A “provocative and seductive debut” of desire and doubleness that follows the life of a young Palestinian American woman caught between cultural, religious, and sexual identities as she endeavors to lead an authentic life (O, The Oprah Magazine)
On a hot day in Bethlehem, a 12-year-old Palestinian-American girl is yelled at by a group of men outside the Church of the Nativity. She has exposed her legs in a biblical city, an act they deem forbidden, and their judgement will echo on through her adolescence. When our narrator finally admits to her mother that she is queer, her mother’s response only intensifies a sense of shame: “You exist too much,” she tells her daughter.
Told in vignettes that flash between the U.S. and the Middle East—from New York to Jordan, Lebanon, and Palestine—Zaina Arafat’s debut novel traces her protagonist’s progress from blushing teen to sought-after DJ and aspiring writer. In Brooklyn, she moves into an apartment with her first serious girlfriend and tries to content herself with their comfortable relationship. But soon her longings, so closely hidden during her teenage years, explode out into reckless romantic encounters and obsessions with other people. Her desire to thwart her own destructive impulses will eventually lead her to The Ledge, an unconventional treatment center that identifies her affliction as “love addiction.” In this strange, enclosed society she will start to consider the unnerving similarities between her own internal traumas and divisions and those of the places that have formed her.
Opening up the fantasies and desires of one young woman caught between cultural, religious, and sexual identities, You Exist Too Much is a captivating story charting two of our most intense longings—for love, and a place to call home.

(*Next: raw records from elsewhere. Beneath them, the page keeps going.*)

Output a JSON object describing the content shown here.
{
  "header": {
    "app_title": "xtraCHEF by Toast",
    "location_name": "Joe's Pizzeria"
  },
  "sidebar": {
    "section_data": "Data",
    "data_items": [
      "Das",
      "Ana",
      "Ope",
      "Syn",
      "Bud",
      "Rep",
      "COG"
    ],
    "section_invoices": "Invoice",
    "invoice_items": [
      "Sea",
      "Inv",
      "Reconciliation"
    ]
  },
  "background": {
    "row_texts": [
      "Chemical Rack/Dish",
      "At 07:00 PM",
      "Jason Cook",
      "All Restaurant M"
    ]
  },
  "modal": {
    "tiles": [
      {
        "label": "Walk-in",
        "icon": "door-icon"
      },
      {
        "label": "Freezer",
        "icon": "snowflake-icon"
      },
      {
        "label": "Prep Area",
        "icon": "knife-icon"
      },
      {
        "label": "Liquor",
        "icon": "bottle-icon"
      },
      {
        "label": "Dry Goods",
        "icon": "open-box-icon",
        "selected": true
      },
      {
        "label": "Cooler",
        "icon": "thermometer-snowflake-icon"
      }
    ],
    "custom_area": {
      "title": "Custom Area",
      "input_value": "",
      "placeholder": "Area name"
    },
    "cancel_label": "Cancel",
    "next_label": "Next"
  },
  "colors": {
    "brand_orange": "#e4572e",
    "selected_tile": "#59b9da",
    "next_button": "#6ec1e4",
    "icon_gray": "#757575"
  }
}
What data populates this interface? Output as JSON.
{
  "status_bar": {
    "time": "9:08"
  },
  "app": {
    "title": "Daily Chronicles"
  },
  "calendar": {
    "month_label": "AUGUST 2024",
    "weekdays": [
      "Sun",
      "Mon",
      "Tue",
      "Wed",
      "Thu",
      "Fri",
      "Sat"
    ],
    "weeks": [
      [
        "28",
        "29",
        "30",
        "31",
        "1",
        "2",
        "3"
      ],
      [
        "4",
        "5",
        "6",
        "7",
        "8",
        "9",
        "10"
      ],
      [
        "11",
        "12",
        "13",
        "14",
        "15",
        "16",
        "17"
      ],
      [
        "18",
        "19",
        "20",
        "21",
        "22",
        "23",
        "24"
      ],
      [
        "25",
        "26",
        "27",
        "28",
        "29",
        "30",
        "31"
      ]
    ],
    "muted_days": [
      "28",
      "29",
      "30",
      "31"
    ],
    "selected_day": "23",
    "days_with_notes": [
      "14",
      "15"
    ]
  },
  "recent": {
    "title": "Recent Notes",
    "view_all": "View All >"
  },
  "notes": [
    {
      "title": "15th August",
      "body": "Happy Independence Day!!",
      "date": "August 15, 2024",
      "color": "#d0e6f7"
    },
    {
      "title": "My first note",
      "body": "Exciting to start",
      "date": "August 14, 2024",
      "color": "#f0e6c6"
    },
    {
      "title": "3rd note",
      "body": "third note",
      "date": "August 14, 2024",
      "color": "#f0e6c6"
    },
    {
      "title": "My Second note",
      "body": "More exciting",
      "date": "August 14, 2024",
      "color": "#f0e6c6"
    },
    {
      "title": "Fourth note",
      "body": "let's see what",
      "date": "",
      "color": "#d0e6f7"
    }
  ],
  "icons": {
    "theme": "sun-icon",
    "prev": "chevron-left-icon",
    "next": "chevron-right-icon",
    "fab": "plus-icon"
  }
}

Arafat's poignant if uneven debut explores the love affairs and relationships of its narrator, a queer Palestinian woman. Arafat opens with the unnamed narrator in a relationship with a woman named Anna in Brooklyn. When the narrator's mother visits, it becomes clear that she disapproves of her daughter's sexuality, refusing to even entertain the idea of her being in a relationship with a woman. After Anna discovers sexually charged emails between the narrator and a former professor, along with other evidence that she's been cheated on, Anna leaves. Spiraling in the wake of Anna's departure, the narrator checks herself into rehab for love addiction. The narrative follows the narrator through rehab, then on to grad school in the Midwest, and a move back to New York, as she picks up and discards lovers along the way. Woven throughout are stories of childhood summers spent in Jordan, a semester in Italy after falling out with her college roommate/secret-lover, and, most crucially, the narrator's beautiful, mercurial, and perpetually dissatisfied mother, whose approval and attention are what the narrator most desires. Despite the rushed final third, Arafat writes movingly of being caught between identities, homelands, and obligation and desire. This difficult but heartfelt wonder delivers an emotional wallop.